At the same time, it was fun to discover what I could count on consistently from each individual. Joely Fisher brought lifeforce and intelligence; Connie Stevens was always graceful and warm; Nick Court had a sly look and wicked sense of humor; Daphne Zuniga always had pain underneath a tough exterior; Jonathan Slavin’s nervous energy was unerringly sympathetic. Part of my role as director was recognizing and capturing the most interesting qualities that each actor brought to each character. I noticed early on that this cast was often so interesting with their own choices, I didn’t need to provide “direction”; I came to think of it more as providing “energy” and “newness” so that it was fun to do another take, not necessarily trying to achieve something “better”.

A number of considerations were operative in the choice to make so much use of zooms and roving camera.
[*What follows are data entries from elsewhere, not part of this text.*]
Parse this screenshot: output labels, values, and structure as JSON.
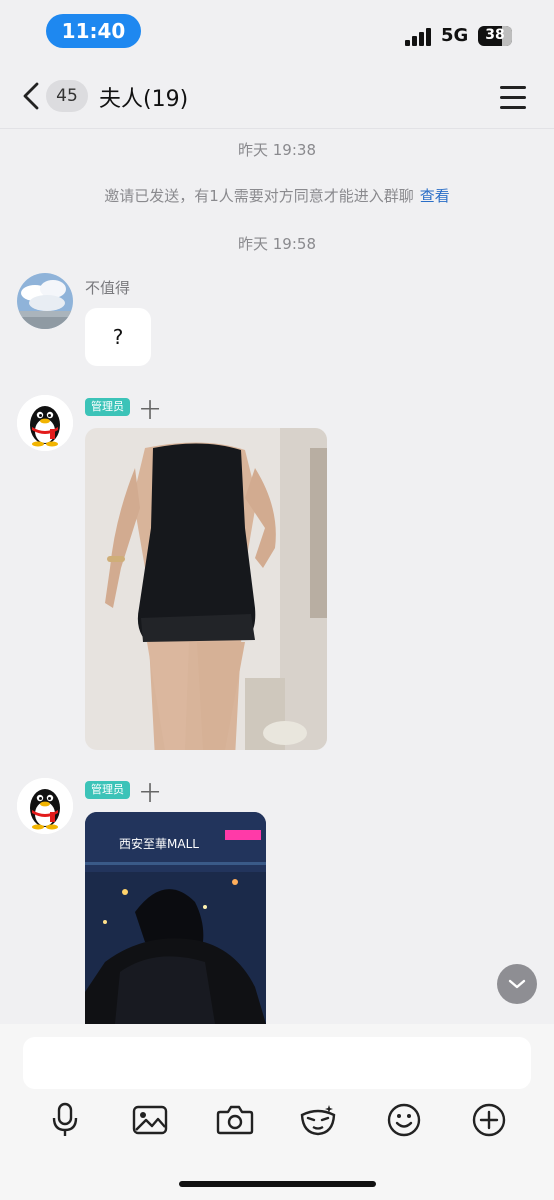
{
  "status_bar": {
    "time": "11:40",
    "network": "5G",
    "battery": "38"
  },
  "nav": {
    "unread_count": "45",
    "title": "夫人(19)"
  },
  "messages": {
    "timestamp1": "昨天 19:38",
    "system_notice": "邀请已发送，有1人需要对方同意才能进入群聊",
    "system_link": "查看",
    "timestamp2": "昨天 19:58",
    "msg1": {
      "sender": "不值得",
      "text": "?"
    },
    "msg2": {
      "tag": "管理员",
      "suffix": "十"
    },
    "msg3": {
      "tag": "管理员",
      "suffix": "十"
    }
  },
  "photos": {
    "mall_sign_text": "西安至華MALL"
  },
  "input": {
    "value": "",
    "placeholder": ""
  },
  "icons": [
    "microphone-icon",
    "image-icon",
    "camera-icon",
    "mask-emoji-icon",
    "smile-icon",
    "plus-circle-icon",
    "chevron-down-icon",
    "back-arrow-icon",
    "menu-icon"
  ],
  "colors": {
    "time_pill": "#1e88f0",
    "admin_tag": "#3cc3b8",
    "link": "#2a6ec7",
    "background": "#f0f0f2"
  }
}
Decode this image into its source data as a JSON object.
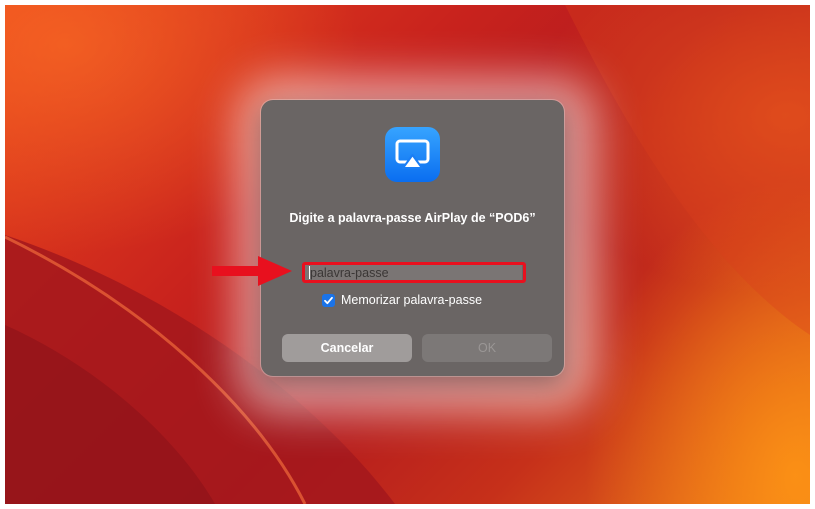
{
  "dialog": {
    "title": "Digite a palavra-passe AirPlay de “POD6”",
    "icon": "airplay-icon",
    "password_field": {
      "value": "",
      "placeholder": "palavra-passe"
    },
    "remember": {
      "label": "Memorizar palavra-passe",
      "checked": true
    },
    "buttons": {
      "cancel": "Cancelar",
      "ok": "OK"
    }
  },
  "annotation": {
    "highlight_color": "#e8101e",
    "arrow_icon": "red-arrow-icon"
  },
  "colors": {
    "accent": "#1a73e8",
    "dialog_background": "#6a6564"
  }
}
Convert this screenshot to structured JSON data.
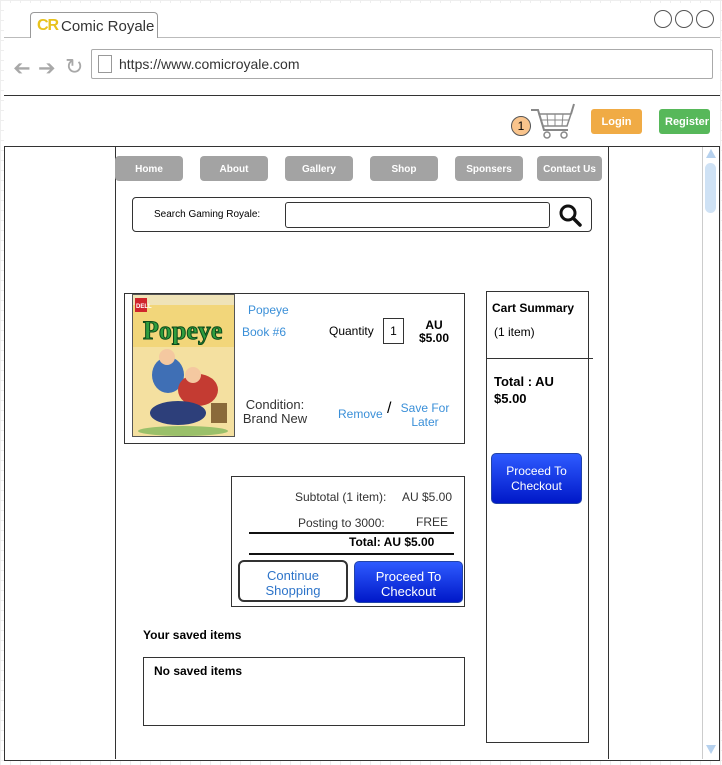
{
  "browser": {
    "tab_logo": "CR",
    "tab_title": "Comic Royale",
    "url": "https://www.comicroyale.com"
  },
  "header": {
    "cart_count": "1",
    "login_label": "Login",
    "register_label": "Register"
  },
  "menu": [
    {
      "label": "Home"
    },
    {
      "label": "About"
    },
    {
      "label": "Gallery"
    },
    {
      "label": "Shop"
    },
    {
      "label": "Sponsers"
    },
    {
      "label": "Contact Us"
    }
  ],
  "search": {
    "label": "Search Gaming Royale:",
    "value": ""
  },
  "product": {
    "name": "Popeye",
    "subtitle": "Book #6",
    "quantity_label": "Quantity",
    "quantity": "1",
    "price_currency": "AU",
    "price": "$5.00",
    "condition_label": "Condition:",
    "condition": "Brand New",
    "remove_label": "Remove",
    "separator": "/",
    "save_later_label": "Save For Later",
    "cover_title": "Popeye",
    "cover_brand": "DELL"
  },
  "totals": {
    "subtotal_label": "Subtotal (1 item):",
    "subtotal_value": "AU $5.00",
    "posting_label": "Posting to 3000:",
    "posting_value": "FREE",
    "total_label": "Total: AU $5.00",
    "continue_label": "Continue Shopping",
    "checkout_label": "Proceed To Checkout"
  },
  "saved": {
    "title": "Your saved items",
    "empty_text": "No saved items"
  },
  "cart_summary": {
    "title": "Cart Summary",
    "count": "(1 item)",
    "total_line1": "Total : AU",
    "total_line2": "$5.00",
    "checkout_label": "Proceed To Checkout"
  },
  "colors": {
    "login": "#f0ab45",
    "register": "#57b85a",
    "menu": "#a3a3a3",
    "link": "#3a8fd8",
    "checkout": "#0a2ee6"
  }
}
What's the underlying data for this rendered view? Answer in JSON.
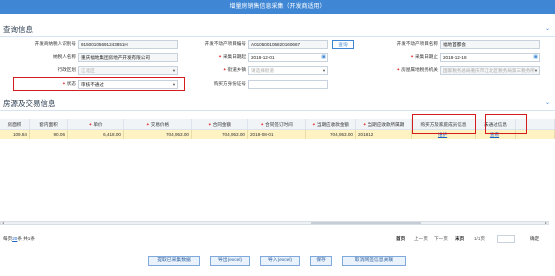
{
  "window": {
    "title": "增量房销售信息采集（开发商适用）"
  },
  "section1": {
    "title": "查询信息"
  },
  "form": {
    "r1": {
      "taxpayer_id_label": "开发商纳税人识别号",
      "taxpayer_id_value": "91500105691243851H",
      "project_no_label": "开发不动产项目编号",
      "project_no_value": "A010500105820160667",
      "query_label": "查询",
      "project_name_label": "开发不动产项目名称",
      "project_name_value": "福地首都会"
    },
    "r2": {
      "taxpayer_name_label": "纳税人名称",
      "taxpayer_name_value": "重庆福地集团房地产开发有限公司",
      "start_date_label": "采集日期起",
      "start_date_value": "2018-12-01",
      "end_date_label": "采集日期止",
      "end_date_value": "2018-12-18"
    },
    "r3": {
      "district_label": "行政区划",
      "district_value": "江北区",
      "street_label": "街道乡镇",
      "street_placeholder": "请选择街道",
      "tax_office_label": "房屋属地税务机关",
      "tax_office_value": "国家税务总局重庆市江北区税务局第三税务所"
    },
    "r4": {
      "status_label": "状态",
      "status_value": "审核不通过",
      "buyer_id_label": "购买方身份证号",
      "buyer_id_value": ""
    }
  },
  "section2": {
    "title": "房源及交易信息"
  },
  "table": {
    "headers": [
      "房面积",
      "套内面积",
      "单价",
      "交易价格",
      "合同金额",
      "合同签订时间",
      "当期应收款金额",
      "当期应收款所属期",
      "购买方及家庭成员信息",
      "未通过信息"
    ],
    "required": [
      false,
      false,
      true,
      true,
      true,
      true,
      true,
      true,
      false,
      false
    ],
    "row": [
      "109.84",
      "90.06",
      "6,418.00",
      "704,953.00",
      "704,953.00",
      "2018-08-01",
      "704,953.00",
      "201812",
      "维护",
      "查看"
    ]
  },
  "pager": {
    "per_page_prefix": "每页",
    "per_page": "20",
    "per_page_suffix": "条 共1条",
    "first": "首页",
    "prev": "上一页",
    "next": "下一页",
    "last": "末页",
    "page_info": "1/1页",
    "go": "确定"
  },
  "buttons": {
    "extract": "提取已采集数据",
    "export": "导出(excel)",
    "import": "导入(excel)",
    "save": "保存",
    "cancel_link": "取消网签信息关联"
  },
  "colors": {
    "header_blue": "#3f87d5",
    "highlight_row": "#fff3c4",
    "annotation_red": "#d41c1c"
  }
}
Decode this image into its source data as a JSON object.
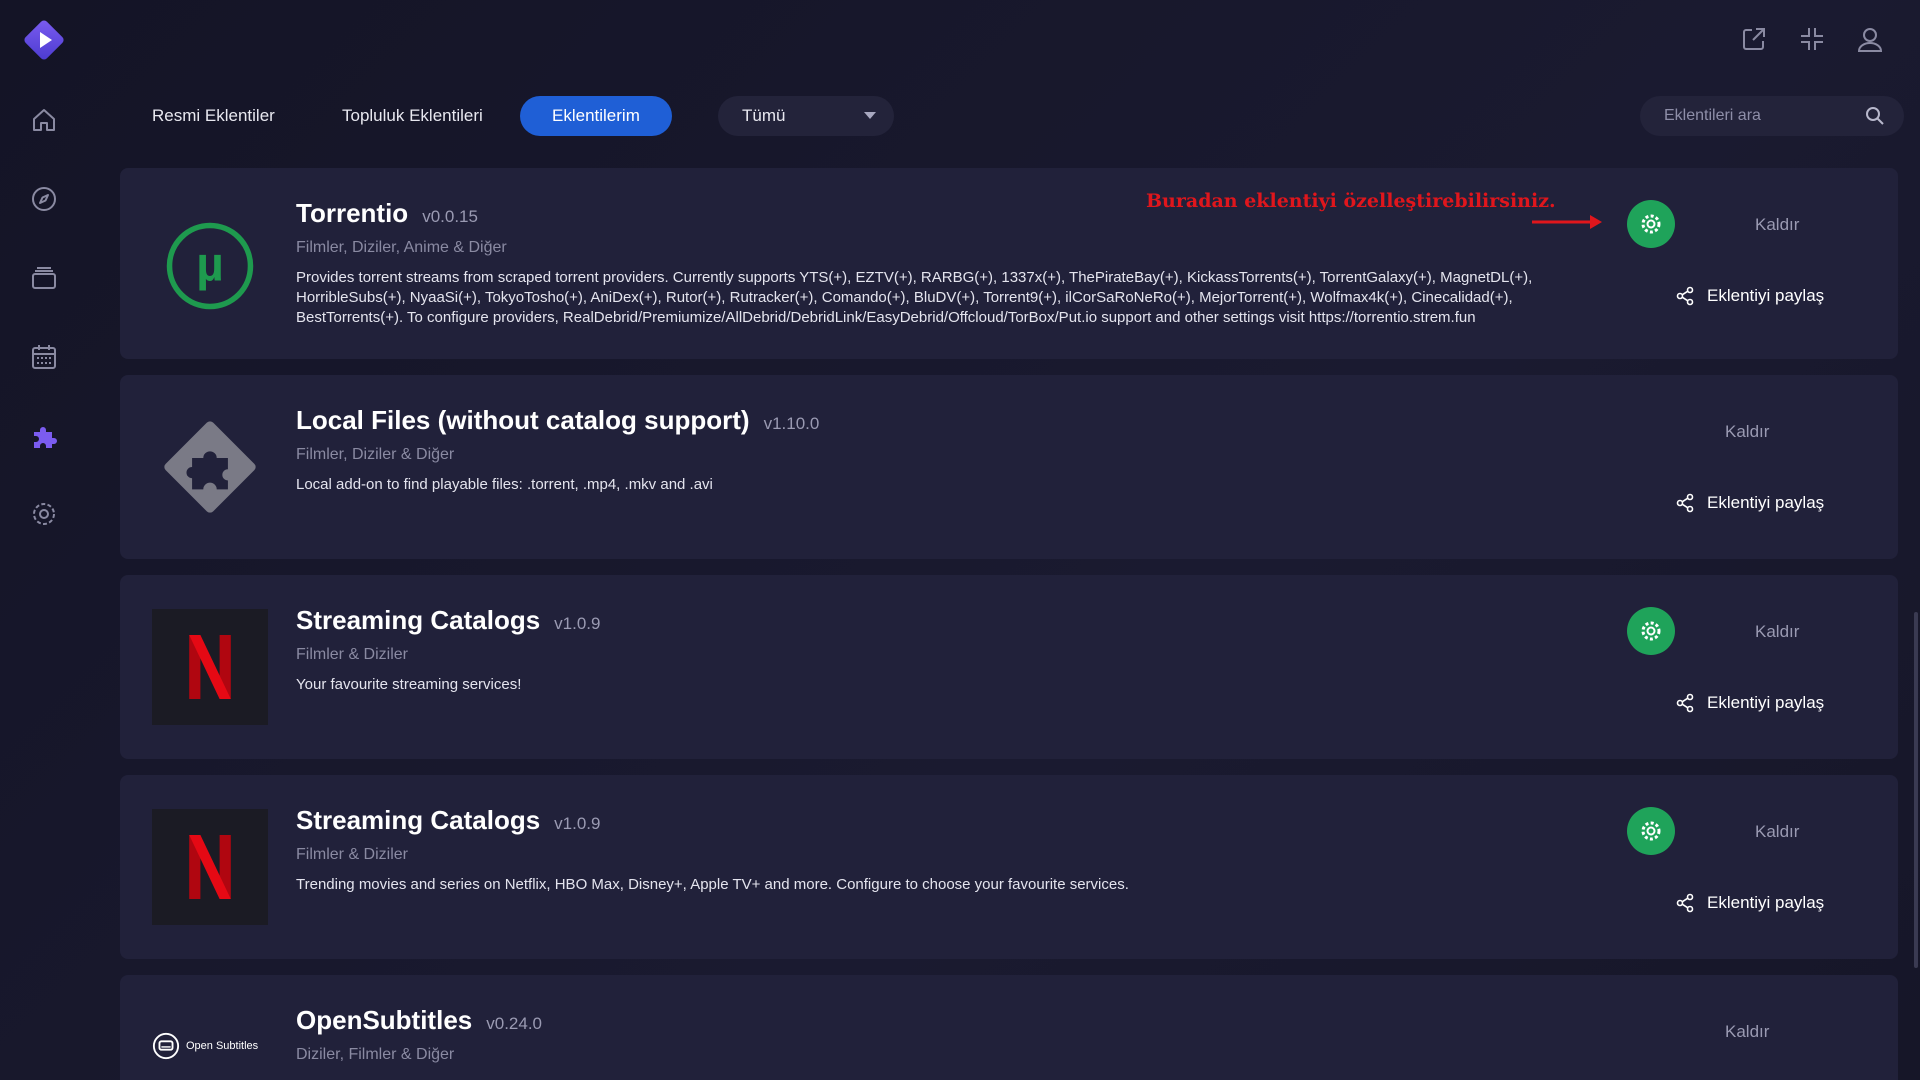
{
  "tabs": [
    {
      "label": "Resmi Eklentiler"
    },
    {
      "label": "Topluluk Eklentileri"
    },
    {
      "label": "Eklentilerim"
    }
  ],
  "filter": {
    "selected": "Tümü"
  },
  "search": {
    "placeholder": "Eklentileri ara"
  },
  "annotation": "Buradan eklentiyi özelleştirebilirsiniz.",
  "addons": [
    {
      "name": "Torrentio",
      "version": "v0.0.15",
      "types": "Filmler, Diziler, Anime & Diğer",
      "description": "Provides torrent streams from scraped torrent providers. Currently supports YTS(+), EZTV(+), RARBG(+), 1337x(+), ThePirateBay(+), KickassTorrents(+), TorrentGalaxy(+), MagnetDL(+), HorribleSubs(+), NyaaSi(+), TokyoTosho(+), AniDex(+), Rutor(+), Rutracker(+), Comando(+), BluDV(+), Torrent9(+), ilCorSaRoNeRo(+), MejorTorrent(+), Wolfmax4k(+), Cinecalidad(+), BestTorrents(+). To configure providers, RealDebrid/Premiumize/AllDebrid/DebridLink/EasyDebrid/Offcloud/TorBox/Put.io support and other settings visit https://torrentio.strem.fun",
      "remove_label": "Kaldır",
      "share_label": "Eklentiyi paylaş"
    },
    {
      "name": "Local Files (without catalog support)",
      "version": "v1.10.0",
      "types": "Filmler, Diziler & Diğer",
      "description": "Local add-on to find playable files: .torrent, .mp4, .mkv and .avi",
      "remove_label": "Kaldır",
      "share_label": "Eklentiyi paylaş"
    },
    {
      "name": "Streaming Catalogs",
      "version": "v1.0.9",
      "types": "Filmler & Diziler",
      "description": "Your favourite streaming services!",
      "remove_label": "Kaldır",
      "share_label": "Eklentiyi paylaş"
    },
    {
      "name": "Streaming Catalogs",
      "version": "v1.0.9",
      "types": "Filmler & Diziler",
      "description": "Trending movies and series on Netflix, HBO Max, Disney+, Apple TV+ and more. Configure to choose your favourite services.",
      "remove_label": "Kaldır",
      "share_label": "Eklentiyi paylaş"
    },
    {
      "name": "OpenSubtitles",
      "version": "v0.24.0",
      "types": "Diziler, Filmler & Diğer",
      "logo_text": "Open Subtitles",
      "remove_label": "Kaldır"
    }
  ],
  "colors": {
    "background": "#17172a",
    "card": "#21213a",
    "accent": "#1f5fd6",
    "configure": "#1fa35a",
    "annotation": "#e0161c",
    "sidebar_active": "#7b5cf0"
  },
  "icons": {
    "sidebar": [
      "home-icon",
      "discover-icon",
      "library-icon",
      "calendar-icon",
      "addons-icon",
      "settings-icon"
    ],
    "topbar": [
      "external-link-icon",
      "minimize-icon",
      "user-icon"
    ]
  }
}
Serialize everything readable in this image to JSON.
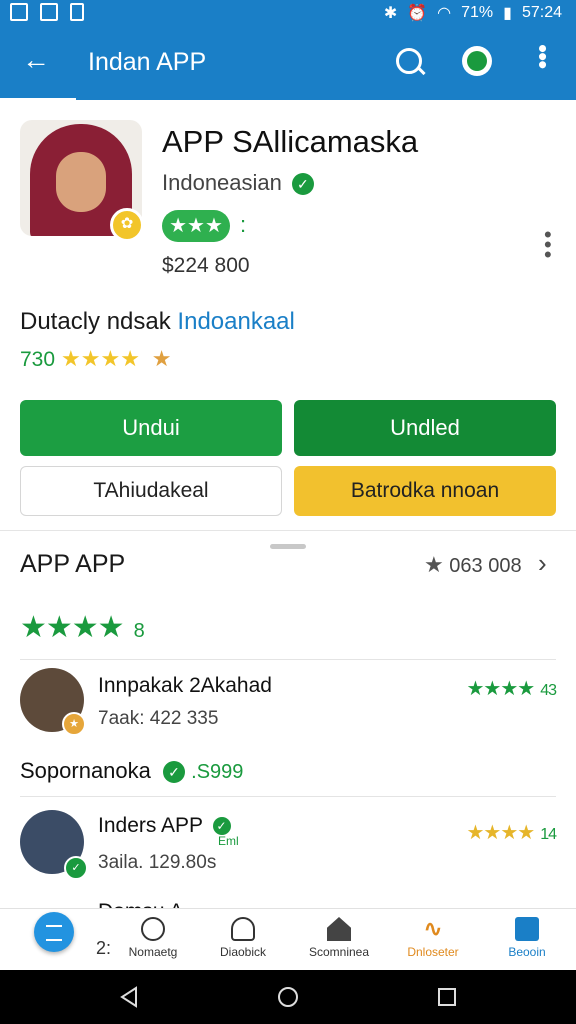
{
  "status": {
    "battery": "71%",
    "time": "57:24"
  },
  "appbar": {
    "title": "Indan APP",
    "back_icon": "arrow-left-icon",
    "search_icon": "search-icon",
    "account_icon": "account-icon",
    "more_icon": "more-vert-icon"
  },
  "app": {
    "name": "APP SAllicamaska",
    "developer": "Indoneasian",
    "rating_pill": "★★★",
    "price": "$224 800",
    "subtitle_main": "Dutacly ndsak",
    "subtitle_link": "Indoankaal",
    "score": "730",
    "score_stars": "★★★★",
    "score_extra": "★"
  },
  "buttons": {
    "primary_left": "Undui",
    "primary_right": "Undled",
    "secondary_left": "TAhiudakeal",
    "secondary_right": "Batrodka nnoan"
  },
  "reviews_section": {
    "title": "APP APP",
    "stat": "063 008",
    "stars": "★★★★",
    "count": "8"
  },
  "reviews": [
    {
      "name": "Innpakak 2Akahad",
      "meta": "7aak: 422 335",
      "stars": "★★★★",
      "count": "43"
    },
    {
      "name": "Inders APP",
      "meta": "3aila. 129.80s",
      "stars": "★★★★",
      "count": "14",
      "tag": "Eml"
    }
  ],
  "supporter": {
    "label": "Sopornanoka",
    "amount": ".S999"
  },
  "third_row": {
    "name": "Domsu A...",
    "meta": "2:"
  },
  "bottom_nav": [
    {
      "label": "Nomaetg",
      "icon": "clock-icon"
    },
    {
      "label": "Diaobick",
      "icon": "person-icon"
    },
    {
      "label": "Scomninea",
      "icon": "home-icon"
    },
    {
      "label": "Dnloseter",
      "icon": "wave-icon"
    },
    {
      "label": "Beooin",
      "icon": "document-icon"
    }
  ],
  "colors": {
    "primary": "#1a7fc7",
    "green": "#1c9e42",
    "yellow": "#f2c12e"
  }
}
The main idea was that I wanted to create a sense of unease by the suggestion of an omniscient “eye” that is watching the proceedings. The camera is not invisible, it’s in the house, watching these people, creeping around and “considering” their behavior. Another intention is the suggestion of simultaneous action (which is essential in a movie about a party) but more in the notion that we all (the audience) are also having this conversation simultaneously. This debate about technology is ubiquitous, and it was an interesting experiment to suggest the experience of the “real world” using these camera moves. A third intention was to keep the space feeling dynamic and constantly changing so that the audience never sees the same space in the same way.

A note on my collaborators. Like most filmmakers, I could write pages upon pages about each member of my key crew. Kerry Barden and Adam Richards assembled the incredible cast with taste and sensitivity and intelligence. Christopher Gosch is an inventive and gifted DP who was a joy to be around at every moment and whose spirit and creativity are in every frame of the movie. My often collaborator Chris Munch is a genius who generously takes time from his own projects to cobble together my movies. Another frequent collaborator is Ryan Beveridge, whose score for this movie is inspired and essential. John Baumgartner kept cool during a heat wave in Woodland Hills, a difficult homeowner, and so many other minor catastrophes – I’ll forever be grateful. Leah Mann filled the house with Thanksgiving and tailored each room (and phone) to each character with sensitivity. Kristen Anacker, who has designed costumes for all my films, perfectly captured the California casual Thanksgiving spirit as interpreted by each character.